Jesus is warning us that if our heart has this kind of attitude–that we are ready to sit in judgment over others–we show that we are not living by the gospel.   And if that is the state of our heart–a gospel-less application of the Law over sinners–then we will also be judged in that way, without mercy and without grace.

Bible Study Theology

Psalm 5 Does God really hate evildoers?

This is a psalm that challenges our paradigm of how we often view the world.  Are we ready to reckon with the fact that according to Psalm 5:5, God “hates all evildoers”?

For you are not a God who delights in wickedness; evil may not dwell with you. The boastful shall not stand before your eyes; you hate all evildoers. You destroy those who speak lies; the Lord abhors the bloodthirsty and deceitful man. (Psalm 5:4-6)

What in the world does this mean?  How are we to understand this?  What are the implications of this for our relationship with others?

The first thing we should say is that according to many, many other scriptures, this includes all of us.  Just consider Romans 3:10-20.  We are all evildoers.  We are all God’s enemies.  Therefore, the only way that we can “enter God’s house” is through the “abundance of his steadfast love”.  The psalm goes on to say:

But I, through the abundance of your steadfast love, will enter your house. I will bow down toward your holy temple in the fear of you. Lead me, O Lord, in your righteousness because of my enemies; make your way straight before me (Psalm 5:7-8).

As the psalm continues, in vs. 9-10, we see David’s expression of the paradigm given in vs. 4-6.  David does not desire that those whom God abhors be absolved of their guilt.  He actually requests that God would “make them bear their guilt.”  He asks God to “cast them out” because of their rebellion.

For there is no truth in their mouth; their inmost self is destruction; their throat is an open grave; they flatter with their tongue. Make them bear their guilt, O God; let them fall by their own counsels; because of the abundance of their transgressions cast them out, for they have rebelled against you (Psalm 5:9-10)

What are we to make of these verses?  How should we pray this same psalm?  It is the Word of God!  Shall we overlook it and just conclude that to pray in such a manner is incomprehensible to us?  Actually, I think that might be a good way to respond.  Let me explain:

If we have trouble praying according to a certain scripture because it seems in our minds to contradict other biblical truths, then we should be careful not to discard those other truths in favor of the scripture we are seeking to follow.  If we cannot pray from a pure heart with no doubts asking God to “cast out” evildoers, then we should refrain and simply ask God to give us insight into what he is revealing of himself here.
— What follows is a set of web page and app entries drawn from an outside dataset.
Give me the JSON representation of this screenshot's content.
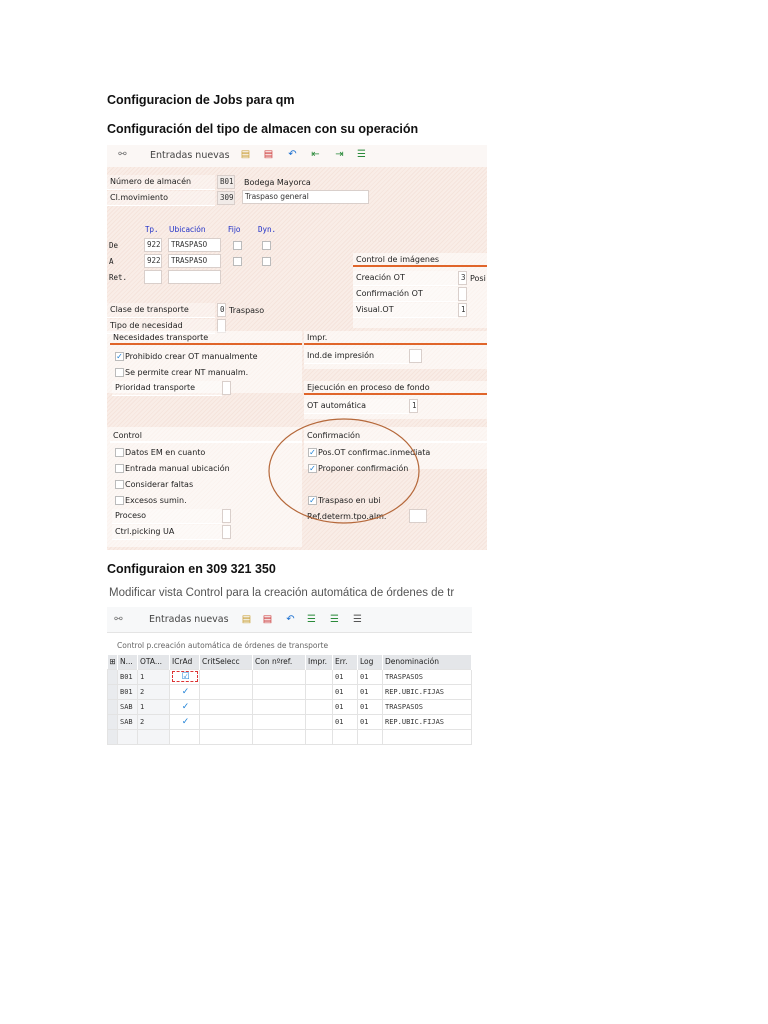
{
  "doc": {
    "heading1": "Configuracion de Jobs para qm",
    "heading2": "Configuración del tipo de almacen con su operación",
    "heading3": "Configuraion en  309 321 350"
  },
  "screen1": {
    "toolbar": {
      "entradas": "Entradas nuevas"
    },
    "almacen": {
      "label": "Número de almacén",
      "value": "B01",
      "desc": "Bodega Mayorca"
    },
    "movimiento": {
      "label": "Cl.movimiento",
      "value": "309",
      "desc": "Traspaso general"
    },
    "cols": {
      "tp": "Tp.",
      "ubic": "Ubicación",
      "fijo": "Fijo",
      "dyn": "Dyn."
    },
    "rows": [
      {
        "label": "De",
        "tp": "922",
        "ubic": "TRASPASO"
      },
      {
        "label": "A",
        "tp": "922",
        "ubic": "TRASPASO"
      },
      {
        "label": "Ret.",
        "tp": "",
        "ubic": ""
      }
    ],
    "clase": {
      "label": "Clase de transporte",
      "value": "0",
      "desc": "Traspaso"
    },
    "tipo_necesidad": "Tipo de necesidad",
    "imagenes": {
      "title": "Control de imágenes",
      "creacion": "Creación OT",
      "creacion_val": "3",
      "creacion_desc": "Posi",
      "confirmacion": "Confirmación OT",
      "visual": "Visual.OT",
      "visual_val": "1"
    },
    "necesidades": {
      "title": "Necesidades transporte",
      "prohibido": "Prohibido crear OT manualmente",
      "permite": "Se permite crear NT manualm.",
      "prioridad": "Prioridad transporte"
    },
    "impr": {
      "title": "Impr.",
      "ind": "Ind.de impresión"
    },
    "ejecucion": {
      "title": "Ejecución en proceso de fondo",
      "ot": "OT automática",
      "ot_val": "1"
    },
    "control": {
      "title": "Control",
      "datos": "Datos EM en cuanto",
      "entrada": "Entrada manual ubicación",
      "considerar": "Considerar faltas",
      "excesos": "Excesos sumin.",
      "proceso": "Proceso",
      "ctrl": "Ctrl.picking UA"
    },
    "confirmacion": {
      "title": "Confirmación",
      "pos": "Pos.OT confirmac.inmediata",
      "proponer": "Proponer confirmación",
      "traspaso": "Traspaso en ubi",
      "ref": "Ref.determ.tpo.alm."
    }
  },
  "screen2": {
    "title": "Modificar vista Control para la creación automática de órdenes de tr",
    "toolbar": {
      "entradas": "Entradas nuevas"
    },
    "section": "Control p.creación automática de órdenes de transporte",
    "headers": [
      "N...",
      "OTA...",
      "ICrAd",
      "CritSelecc",
      "Con nºref.",
      "Impr.",
      "Err.",
      "Log",
      "Denominación"
    ],
    "rows": [
      {
        "n": "B01",
        "ota": "1",
        "err": "01",
        "log": "01",
        "den": "TRASPASOS"
      },
      {
        "n": "B01",
        "ota": "2",
        "err": "01",
        "log": "01",
        "den": "REP.UBIC.FIJAS"
      },
      {
        "n": "SAB",
        "ota": "1",
        "err": "01",
        "log": "01",
        "den": "TRASPASOS"
      },
      {
        "n": "SAB",
        "ota": "2",
        "err": "01",
        "log": "01",
        "den": "REP.UBIC.FIJAS"
      }
    ]
  },
  "colors": {
    "accent": "#e0652a",
    "check": "#1a7fd6",
    "annotation": "#b5683a"
  }
}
That said, here is my best understanding of how we  can reconcile these strong verses with those verses that talk about God’s love for sinners and his lack of pleasure in killing the wicked (Ezekiel 18:32; 33:11).  What we are asking God to do is to not forgive sin where there is no repentance from that sin (see also Psalm 7:12).    This is why he says, “let all who take refuge in you rejoice…”

But let all who take refuge in you rejoice; let them ever sing for joy, and spread your protection over them, that those who love your name may exult in you. For you bless the righteous, O Lord; you cover him with favor as with a shield (Psalm 5:11-12).

David asks for salvation, joy, protection, love, blessing, and favor for ALL who take refuge in the Lord.  Our prayers for evildoers, then, should be that God would graciously bring them to repentance.  We should pray that God would give them a heart that flees to him for refuge.  May God give my non-believing friends a heart that loves his name and exults in Christ Jesus.

Only when we let verses 4-6 sink in to our hearts can we begin to understand the depths of God’s love and grace.